The moment we started to talk about the yama and niyama experiments I was filled with anxiety. Breaking in to groups felt like a life sentence. Which part of myself am I going to delve into and work with? I knew I was being asked to take a hard look at myself, and that is never easy. I settled with ahimsa for my yama.

I was introduced to the concept of ahimsa several years ago. It is the restraint of non-violence, or non-harming. This seems fairly simple at the surface. Restrain from violence, don’t hit or kick? Easy! When adding the fact that yamas are to be practiced at the physical, verbal, and mental levels the task of Ahimsa becomes much more challenging. Which thoughts and words are harmful to yourself or others or harder yet the collective prana of the universe?

When we broke into groups I had a very clear sense of where I most needed to work on ahimsa in my life.
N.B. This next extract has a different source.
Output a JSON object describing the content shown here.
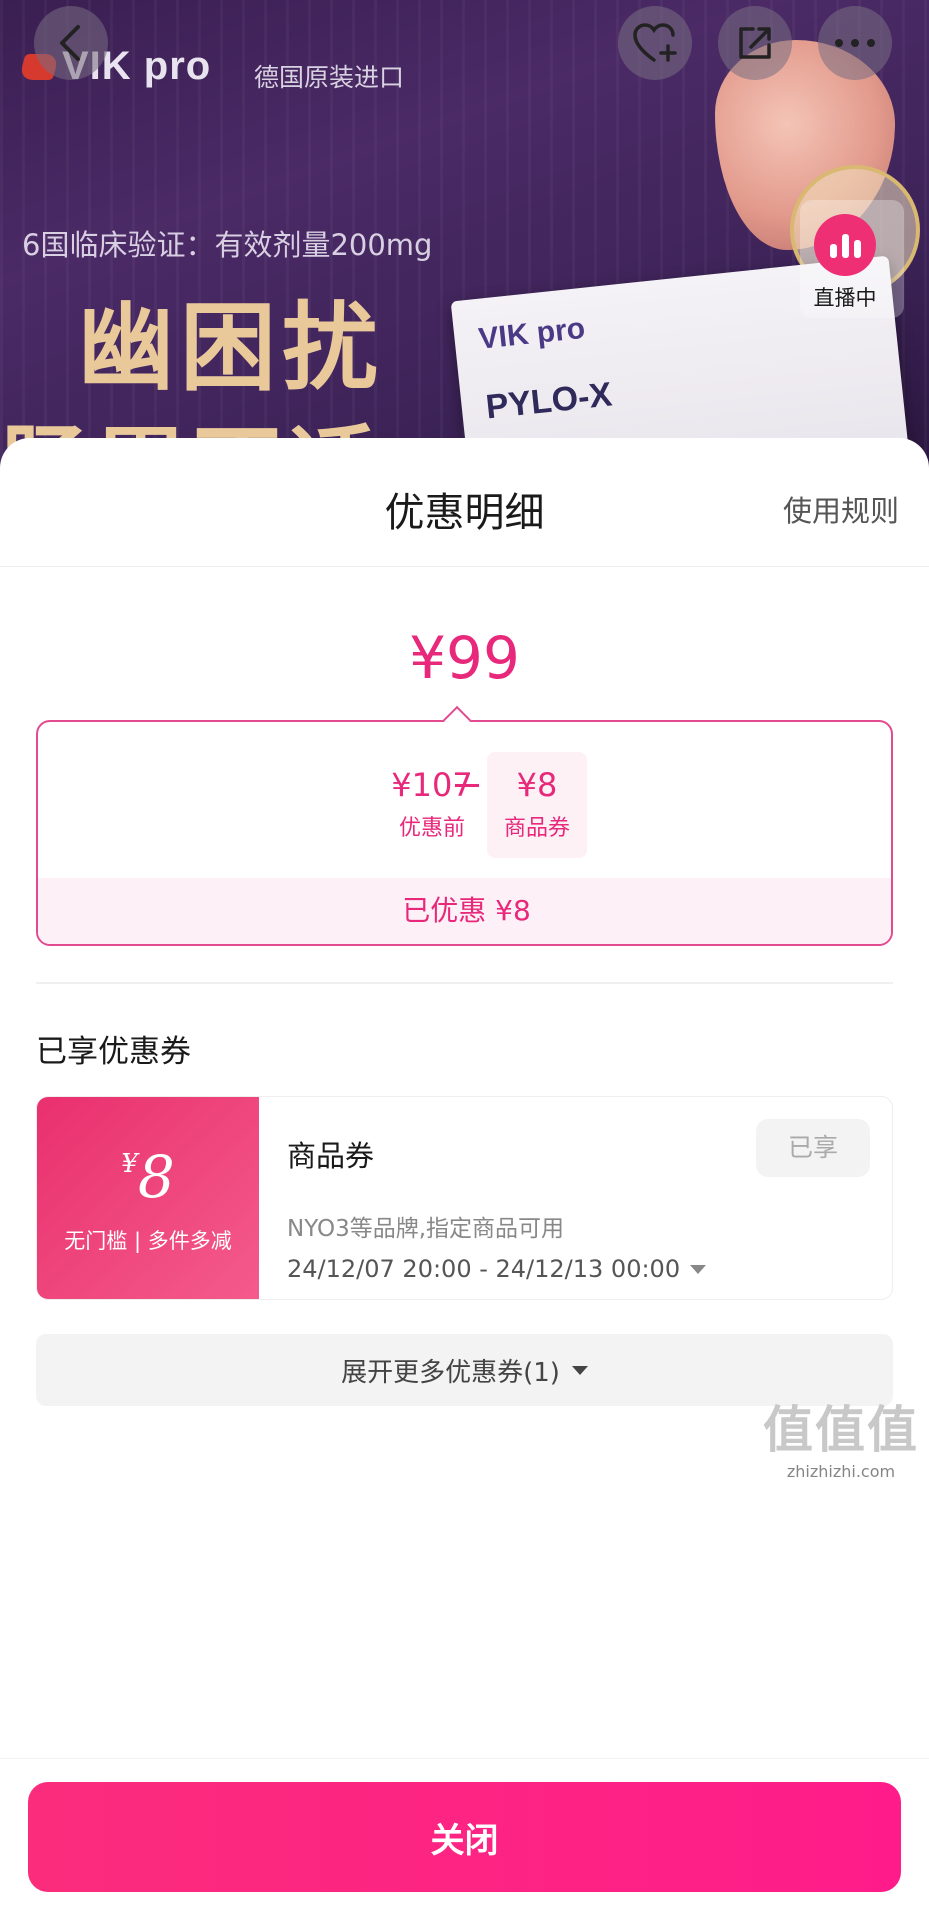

As I listened to my group mates describe their habits of yelling and getting angry at others I felt that I truly could not relate. I said with conviction that my most violent acts are my thoughts towards myself. I went as far as to say that I really did not have any harmful thoughts or verbalizations towards the outside world, that I took it all in for myself. One of my group mates first response to that was “hurting yourself does hurt those around you.” This got me thinking. The first few days of the experiment I did not have much of a plan, I just started observing my thoughts closely. We all know this is a huge chore in and of itself. I was astonished by what I found. I do have harmful thoughts and verbalizations towards others!